* Dataset rows for apps and sites *
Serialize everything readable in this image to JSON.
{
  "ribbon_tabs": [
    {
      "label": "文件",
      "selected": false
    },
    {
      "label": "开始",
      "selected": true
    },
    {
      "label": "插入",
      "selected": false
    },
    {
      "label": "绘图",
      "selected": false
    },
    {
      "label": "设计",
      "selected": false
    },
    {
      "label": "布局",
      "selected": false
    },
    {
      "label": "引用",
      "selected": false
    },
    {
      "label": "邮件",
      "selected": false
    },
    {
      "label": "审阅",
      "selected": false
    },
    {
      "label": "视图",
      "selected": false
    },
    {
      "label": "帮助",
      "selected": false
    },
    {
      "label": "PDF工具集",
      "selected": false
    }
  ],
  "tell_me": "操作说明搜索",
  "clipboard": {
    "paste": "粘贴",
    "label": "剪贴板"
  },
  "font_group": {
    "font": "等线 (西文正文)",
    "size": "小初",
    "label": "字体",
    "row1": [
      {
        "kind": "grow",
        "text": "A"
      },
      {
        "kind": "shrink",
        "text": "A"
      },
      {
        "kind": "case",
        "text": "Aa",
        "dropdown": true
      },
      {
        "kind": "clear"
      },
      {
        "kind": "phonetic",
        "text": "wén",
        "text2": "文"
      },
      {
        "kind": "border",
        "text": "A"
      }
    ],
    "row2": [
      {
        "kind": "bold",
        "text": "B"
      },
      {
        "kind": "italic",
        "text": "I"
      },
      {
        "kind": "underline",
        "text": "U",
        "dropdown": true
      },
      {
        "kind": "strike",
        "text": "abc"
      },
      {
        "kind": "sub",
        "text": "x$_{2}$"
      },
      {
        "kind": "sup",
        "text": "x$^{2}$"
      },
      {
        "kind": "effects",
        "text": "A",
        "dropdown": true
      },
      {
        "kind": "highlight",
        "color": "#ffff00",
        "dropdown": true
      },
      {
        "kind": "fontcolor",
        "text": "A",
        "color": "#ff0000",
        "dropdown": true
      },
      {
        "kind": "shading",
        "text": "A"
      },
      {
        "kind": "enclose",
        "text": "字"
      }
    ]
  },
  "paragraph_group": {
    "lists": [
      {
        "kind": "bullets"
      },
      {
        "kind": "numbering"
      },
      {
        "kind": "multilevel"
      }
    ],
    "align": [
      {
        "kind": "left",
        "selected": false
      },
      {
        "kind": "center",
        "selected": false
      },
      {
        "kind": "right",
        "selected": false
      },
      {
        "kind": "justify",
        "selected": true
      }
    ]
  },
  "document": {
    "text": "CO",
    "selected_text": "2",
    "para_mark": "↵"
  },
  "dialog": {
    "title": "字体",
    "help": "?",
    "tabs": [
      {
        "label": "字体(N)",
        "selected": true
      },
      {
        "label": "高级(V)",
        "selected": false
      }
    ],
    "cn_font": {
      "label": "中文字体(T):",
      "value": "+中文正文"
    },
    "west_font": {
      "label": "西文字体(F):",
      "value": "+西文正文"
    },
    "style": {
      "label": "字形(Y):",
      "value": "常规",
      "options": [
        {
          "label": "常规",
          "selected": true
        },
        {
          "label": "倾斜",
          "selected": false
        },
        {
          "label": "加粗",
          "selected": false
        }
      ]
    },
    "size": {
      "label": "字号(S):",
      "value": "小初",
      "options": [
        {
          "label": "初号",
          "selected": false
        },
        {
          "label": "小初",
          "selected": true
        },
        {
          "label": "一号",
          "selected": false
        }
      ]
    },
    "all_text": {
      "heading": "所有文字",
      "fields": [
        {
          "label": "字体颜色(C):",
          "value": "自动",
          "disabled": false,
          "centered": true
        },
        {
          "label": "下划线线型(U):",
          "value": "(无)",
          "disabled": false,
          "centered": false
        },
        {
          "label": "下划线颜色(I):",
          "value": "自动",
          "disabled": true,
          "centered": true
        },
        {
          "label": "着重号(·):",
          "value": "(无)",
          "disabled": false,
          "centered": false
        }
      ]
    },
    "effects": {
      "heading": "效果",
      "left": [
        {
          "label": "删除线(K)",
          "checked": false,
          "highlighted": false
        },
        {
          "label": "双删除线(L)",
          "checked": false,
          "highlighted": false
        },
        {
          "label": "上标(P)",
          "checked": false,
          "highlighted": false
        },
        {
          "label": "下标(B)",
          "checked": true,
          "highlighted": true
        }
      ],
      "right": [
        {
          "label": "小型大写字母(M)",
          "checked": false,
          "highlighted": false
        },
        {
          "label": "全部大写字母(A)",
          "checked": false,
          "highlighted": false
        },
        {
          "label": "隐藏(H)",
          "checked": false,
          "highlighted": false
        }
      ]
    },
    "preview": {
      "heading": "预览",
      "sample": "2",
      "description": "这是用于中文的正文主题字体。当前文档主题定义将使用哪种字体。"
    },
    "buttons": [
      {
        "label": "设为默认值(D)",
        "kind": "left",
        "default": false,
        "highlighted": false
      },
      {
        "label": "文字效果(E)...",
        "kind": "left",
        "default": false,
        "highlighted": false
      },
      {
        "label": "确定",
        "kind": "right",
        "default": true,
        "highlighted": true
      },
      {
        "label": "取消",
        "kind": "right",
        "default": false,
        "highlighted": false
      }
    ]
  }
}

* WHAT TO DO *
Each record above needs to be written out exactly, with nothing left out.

* EXPECTED ANSWER *
Serialize everything readable in this image to JSON.
{
  "ribbon_tabs": [
    {
      "label": "文件",
      "selected": false
    },
    {
      "label": "开始",
      "selected": true
    },
    {
      "label": "插入",
      "selected": false
    },
    {
      "label": "绘图",
      "selected": false
    },
    {
      "label": "设计",
      "selected": false
    },
    {
      "label": "布局",
      "selected": false
    },
    {
      "label": "引用",
      "selected": false
    },
    {
      "label": "邮件",
      "selected": false
    },
    {
      "label": "审阅",
      "selected": false
    },
    {
      "label": "视图",
      "selected": false
    },
    {
      "label": "帮助",
      "selected": false
    },
    {
      "label": "PDF工具集",
      "selected": false
    }
  ],
  "tell_me": "操作说明搜索",
  "clipboard": {
    "paste": "粘贴",
    "label": "剪贴板"
  },
  "font_group": {
    "font": "等线 (西文正文)",
    "size": "小初",
    "label": "字体",
    "row1": [
      {
        "kind": "grow",
        "text": "A"
      },
      {
        "kind": "shrink",
        "text": "A"
      },
      {
        "kind": "case",
        "text": "Aa",
        "dropdown": true
      },
      {
        "kind": "clear"
      },
      {
        "kind": "phonetic",
        "text": "wén",
        "text2": "文"
      },
      {
        "kind": "border",
        "text": "A"
      }
    ],
    "row2": [
      {
        "kind": "bold",
        "text": "B"
      },
      {
        "kind": "italic",
        "text": "I"
      },
      {
        "kind": "underline",
        "text": "U",
        "dropdown": true
      },
      {
        "kind": "strike",
        "text": "abc"
      },
      {
        "kind": "sub",
        "text": "x$_{2}$"
      },
      {
        "kind": "sup",
        "text": "x$^{2}$"
      },
      {
        "kind": "effects",
        "text": "A",
        "dropdown": true
      },
      {
        "kind": "highlight",
        "color": "#ffff00",
        "dropdown": true
      },
      {
        "kind": "fontcolor",
        "text": "A",
        "color": "#ff0000",
        "dropdown": true
      },
      {
        "kind": "shading",
        "text": "A"
      },
      {
        "kind": "enclose",
        "text": "字"
      }
    ]
  },
  "paragraph_group": {
    "lists": [
      {
        "kind": "bullets"
      },
      {
        "kind": "numbering"
      },
      {
        "kind": "multilevel"
      }
    ],
    "align": [
      {
        "kind": "left",
        "selected": false
      },
      {
        "kind": "center",
        "selected": false
      },
      {
        "kind": "right",
        "selected": false
      },
      {
        "kind": "justify",
        "selected": true
      }
    ]
  },
  "document": {
    "text": "CO",
    "selected_text": "2",
    "para_mark": "↵"
  },
  "dialog": {
    "title": "字体",
    "help": "?",
    "tabs": [
      {
        "label": "字体(N)",
        "selected": true
      },
      {
        "label": "高级(V)",
        "selected": false
      }
    ],
    "cn_font": {
      "label": "中文字体(T):",
      "value": "+中文正文"
    },
    "west_font": {
      "label": "西文字体(F):",
      "value": "+西文正文"
    },
    "style": {
      "label": "字形(Y):",
      "value": "常规",
      "options": [
        {
          "label": "常规",
          "selected": true
        },
        {
          "label": "倾斜",
          "selected": false
        },
        {
          "label": "加粗",
          "selected": false
        }
      ]
    },
    "size": {
      "label": "字号(S):",
      "value": "小初",
      "options": [
        {
          "label": "初号",
          "selected": false
        },
        {
          "label": "小初",
          "selected": true
        },
        {
          "label": "一号",
          "selected": false
        }
      ]
    },
    "all_text": {
      "heading": "所有文字",
      "fields": [
        {
          "label": "字体颜色(C):",
          "value": "自动",
          "disabled": false,
          "centered": true
        },
        {
          "label": "下划线线型(U):",
          "value": "(无)",
          "disabled": false,
          "centered": false
        },
        {
          "label": "下划线颜色(I):",
          "value": "自动",
          "disabled": true,
          "centered": true
        },
        {
          "label": "着重号(·):",
          "value": "(无)",
          "disabled": false,
          "centered": false
        }
      ]
    },
    "effects": {
      "heading": "效果",
      "left": [
        {
          "label": "删除线(K)",
          "checked": false,
          "highlighted": false
        },
        {
          "label": "双删除线(L)",
          "checked": false,
          "highlighted": false
        },
        {
          "label": "上标(P)",
          "checked": false,
          "highlighted": false
        },
        {
          "label": "下标(B)",
          "checked": true,
          "highlighted": true
        }
      ],
      "right": [
        {
          "label": "小型大写字母(M)",
          "checked": false,
          "highlighted": false
        },
        {
          "label": "全部大写字母(A)",
          "checked": false,
          "highlighted": false
        },
        {
          "label": "隐藏(H)",
          "checked": false,
          "highlighted": false
        }
      ]
    },
    "preview": {
      "heading": "预览",
      "sample": "2",
      "description": "这是用于中文的正文主题字体。当前文档主题定义将使用哪种字体。"
    },
    "buttons": [
      {
        "label": "设为默认值(D)",
        "kind": "left",
        "default": false,
        "highlighted": false
      },
      {
        "label": "文字效果(E)...",
        "kind": "left",
        "default": false,
        "highlighted": false
      },
      {
        "label": "确定",
        "kind": "right",
        "default": true,
        "highlighted": true
      },
      {
        "label": "取消",
        "kind": "right",
        "default": false,
        "highlighted": false
      }
    ]
  }
}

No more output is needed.